▶ [Work order]
Take each line of the entries below that contains "title" and copy it.

▶ [Records for the exercise]
┌────────
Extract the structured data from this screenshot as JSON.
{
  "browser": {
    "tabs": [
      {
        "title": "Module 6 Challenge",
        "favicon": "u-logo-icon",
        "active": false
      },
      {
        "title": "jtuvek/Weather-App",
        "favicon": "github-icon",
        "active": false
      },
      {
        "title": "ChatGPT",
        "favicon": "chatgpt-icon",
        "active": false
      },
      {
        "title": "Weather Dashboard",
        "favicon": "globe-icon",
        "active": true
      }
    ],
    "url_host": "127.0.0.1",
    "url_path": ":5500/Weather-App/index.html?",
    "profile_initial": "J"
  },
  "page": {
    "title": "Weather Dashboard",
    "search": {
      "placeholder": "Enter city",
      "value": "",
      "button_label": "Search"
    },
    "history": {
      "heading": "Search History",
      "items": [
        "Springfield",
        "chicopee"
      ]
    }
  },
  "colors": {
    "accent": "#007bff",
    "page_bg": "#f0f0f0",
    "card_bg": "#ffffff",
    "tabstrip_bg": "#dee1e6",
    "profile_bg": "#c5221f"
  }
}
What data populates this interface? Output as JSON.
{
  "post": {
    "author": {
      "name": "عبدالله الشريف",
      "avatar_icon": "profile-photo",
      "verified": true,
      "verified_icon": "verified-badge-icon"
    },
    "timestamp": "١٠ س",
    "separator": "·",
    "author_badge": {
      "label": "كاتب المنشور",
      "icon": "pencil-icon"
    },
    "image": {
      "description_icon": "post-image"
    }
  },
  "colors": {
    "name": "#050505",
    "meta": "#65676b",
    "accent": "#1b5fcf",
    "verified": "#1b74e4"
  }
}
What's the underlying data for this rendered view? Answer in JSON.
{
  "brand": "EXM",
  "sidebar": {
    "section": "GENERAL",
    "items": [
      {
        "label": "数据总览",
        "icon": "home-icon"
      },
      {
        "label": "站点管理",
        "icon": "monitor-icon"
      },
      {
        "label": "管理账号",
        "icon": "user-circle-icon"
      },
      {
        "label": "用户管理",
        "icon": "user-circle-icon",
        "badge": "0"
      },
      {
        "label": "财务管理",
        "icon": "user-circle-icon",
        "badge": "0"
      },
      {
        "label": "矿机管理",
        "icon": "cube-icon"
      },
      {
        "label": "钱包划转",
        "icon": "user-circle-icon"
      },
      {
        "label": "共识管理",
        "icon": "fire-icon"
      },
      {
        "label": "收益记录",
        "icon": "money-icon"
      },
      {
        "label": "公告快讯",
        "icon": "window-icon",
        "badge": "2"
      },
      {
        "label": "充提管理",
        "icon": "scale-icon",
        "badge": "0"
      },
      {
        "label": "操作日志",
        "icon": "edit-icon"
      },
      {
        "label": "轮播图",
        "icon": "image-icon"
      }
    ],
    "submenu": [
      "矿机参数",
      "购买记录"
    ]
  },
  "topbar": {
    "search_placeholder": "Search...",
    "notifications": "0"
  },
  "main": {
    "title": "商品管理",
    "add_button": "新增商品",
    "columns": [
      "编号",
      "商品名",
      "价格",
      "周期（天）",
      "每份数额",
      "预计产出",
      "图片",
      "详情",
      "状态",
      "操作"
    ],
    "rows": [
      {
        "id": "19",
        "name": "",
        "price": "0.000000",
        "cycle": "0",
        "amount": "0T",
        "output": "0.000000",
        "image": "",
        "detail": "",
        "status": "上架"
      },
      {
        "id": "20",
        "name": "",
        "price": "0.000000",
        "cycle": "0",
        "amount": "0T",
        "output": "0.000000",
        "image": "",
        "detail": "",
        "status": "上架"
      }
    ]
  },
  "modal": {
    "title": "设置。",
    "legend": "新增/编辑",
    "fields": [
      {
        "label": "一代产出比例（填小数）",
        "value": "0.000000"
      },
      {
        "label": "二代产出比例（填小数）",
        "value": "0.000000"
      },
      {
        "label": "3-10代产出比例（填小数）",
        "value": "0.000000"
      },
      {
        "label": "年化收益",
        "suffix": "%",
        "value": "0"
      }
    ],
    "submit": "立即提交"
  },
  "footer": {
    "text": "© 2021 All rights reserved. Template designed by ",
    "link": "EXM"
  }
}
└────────
▶ [Solution for this problem]
        "title": "Module 6 Challenge",
        "title": "jtuvek/Weather-App",
        "title": "ChatGPT",
        "title": "Weather Dashboard",
    "title": "Weather Dashboard",
    "title": "商品管理",
    "title": "设置。",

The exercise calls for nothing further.